Records drawn from a dataset
++++++++

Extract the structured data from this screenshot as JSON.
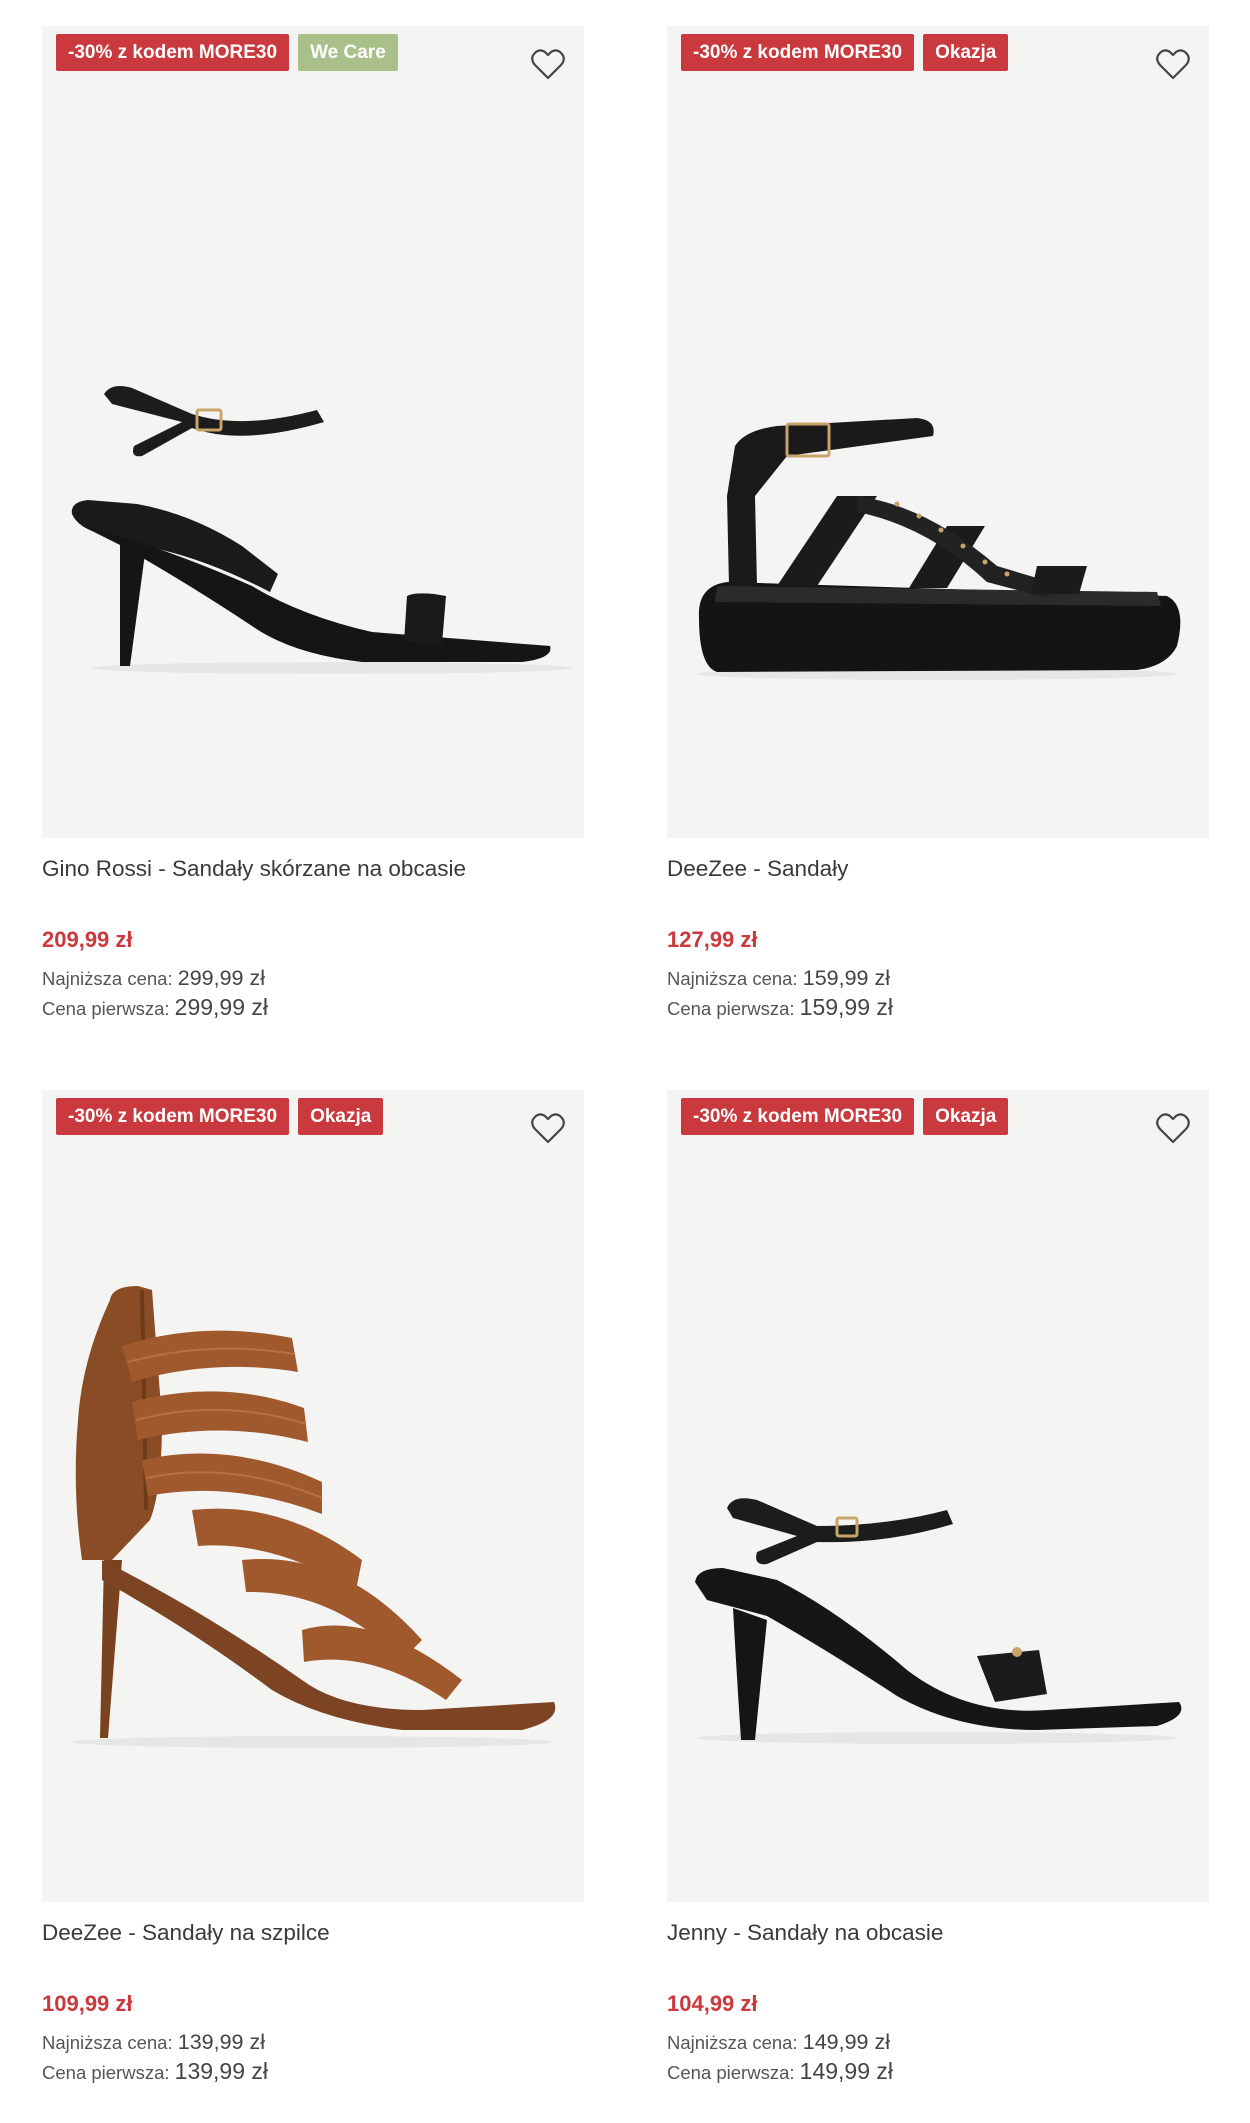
{
  "colors": {
    "accent_red": "#c9393d",
    "we_care_green": "#a9c08a",
    "image_bg": "#f4f4f3"
  },
  "products": [
    {
      "badges": [
        "-30% z kodem MORE30",
        "We Care"
      ],
      "title": "Gino Rossi - Sandały skórzane na obcasie",
      "price": "209,99 zł",
      "lowest_label": "Najniższa cena:",
      "lowest_value": "299,99 zł",
      "first_label": "Cena pierwsza:",
      "first_value": "299,99 zł",
      "image": "black-heeled-sandal"
    },
    {
      "badges": [
        "-30% z kodem MORE30",
        "Okazja"
      ],
      "title": "DeeZee - Sandały",
      "price": "127,99 zł",
      "lowest_label": "Najniższa cena:",
      "lowest_value": "159,99 zł",
      "first_label": "Cena pierwsza:",
      "first_value": "159,99 zł",
      "image": "black-platform-gladiator-sandal"
    },
    {
      "badges": [
        "-30% z kodem MORE30",
        "Okazja"
      ],
      "title": "DeeZee - Sandały na szpilce",
      "price": "109,99 zł",
      "lowest_label": "Najniższa cena:",
      "lowest_value": "139,99 zł",
      "first_label": "Cena pierwsza:",
      "first_value": "139,99 zł",
      "image": "brown-strappy-stiletto-sandal"
    },
    {
      "badges": [
        "-30% z kodem MORE30",
        "Okazja"
      ],
      "title": "Jenny - Sandały na obcasie",
      "price": "104,99 zł",
      "lowest_label": "Najniższa cena:",
      "lowest_value": "149,99 zł",
      "first_label": "Cena pierwsza:",
      "first_value": "149,99 zł",
      "image": "black-kitten-heel-sandal"
    }
  ],
  "icons": {
    "favorite": "heart-outline-icon"
  }
}
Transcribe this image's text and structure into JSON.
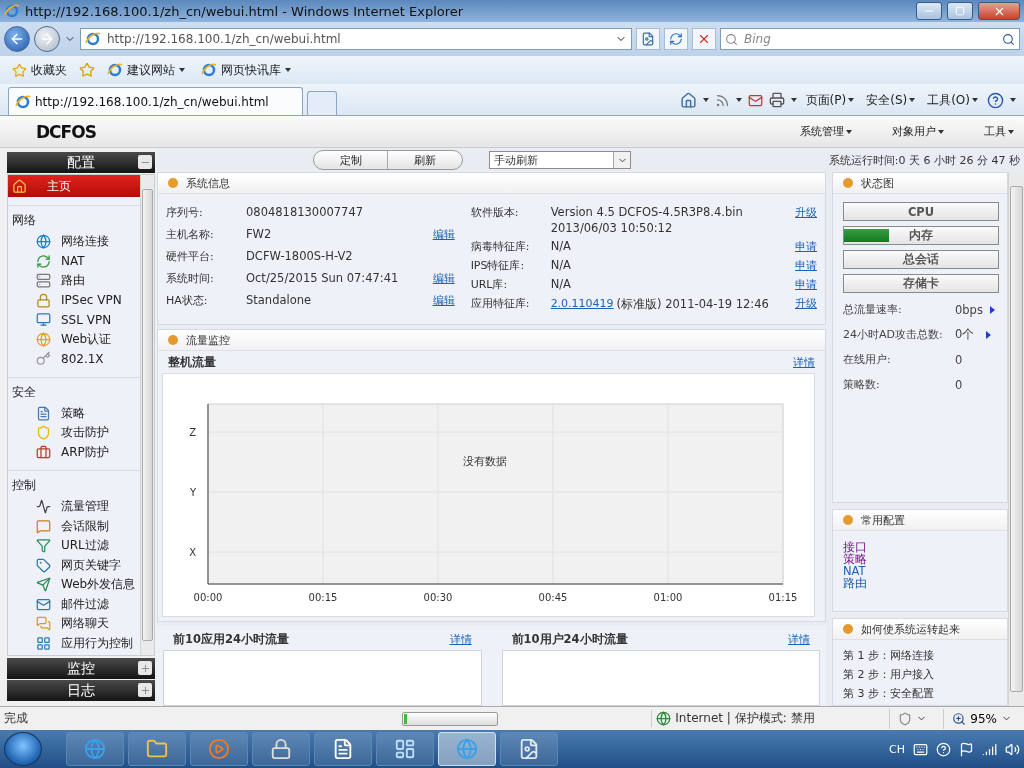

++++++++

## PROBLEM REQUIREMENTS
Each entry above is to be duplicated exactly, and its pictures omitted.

## RESPONSE TO THE TASK
Extract the structured data from this screenshot as JSON.
{
  "colors": {
    "accent_red": "#c9393d",
    "we_care_green": "#a9c08a",
    "image_bg": "#f4f4f3"
  },
  "products": [
    {
      "badges": [
        "-30% z kodem MORE30",
        "We Care"
      ],
      "title": "Gino Rossi - Sandały skórzane na obcasie",
      "price": "209,99 zł",
      "lowest_label": "Najniższa cena:",
      "lowest_value": "299,99 zł",
      "first_label": "Cena pierwsza:",
      "first_value": "299,99 zł",
      "image": "black-heeled-sandal"
    },
    {
      "badges": [
        "-30% z kodem MORE30",
        "Okazja"
      ],
      "title": "DeeZee - Sandały",
      "price": "127,99 zł",
      "lowest_label": "Najniższa cena:",
      "lowest_value": "159,99 zł",
      "first_label": "Cena pierwsza:",
      "first_value": "159,99 zł",
      "image": "black-platform-gladiator-sandal"
    },
    {
      "badges": [
        "-30% z kodem MORE30",
        "Okazja"
      ],
      "title": "DeeZee - Sandały na szpilce",
      "price": "109,99 zł",
      "lowest_label": "Najniższa cena:",
      "lowest_value": "139,99 zł",
      "first_label": "Cena pierwsza:",
      "first_value": "139,99 zł",
      "image": "brown-strappy-stiletto-sandal"
    },
    {
      "badges": [
        "-30% z kodem MORE30",
        "Okazja"
      ],
      "title": "Jenny - Sandały na obcasie",
      "price": "104,99 zł",
      "lowest_label": "Najniższa cena:",
      "lowest_value": "149,99 zł",
      "first_label": "Cena pierwsza:",
      "first_value": "149,99 zł",
      "image": "black-kitten-heel-sandal"
    }
  ],
  "icons": {
    "favorite": "heart-outline-icon"
  }
}
Transcribe this image's text and structure into JSON.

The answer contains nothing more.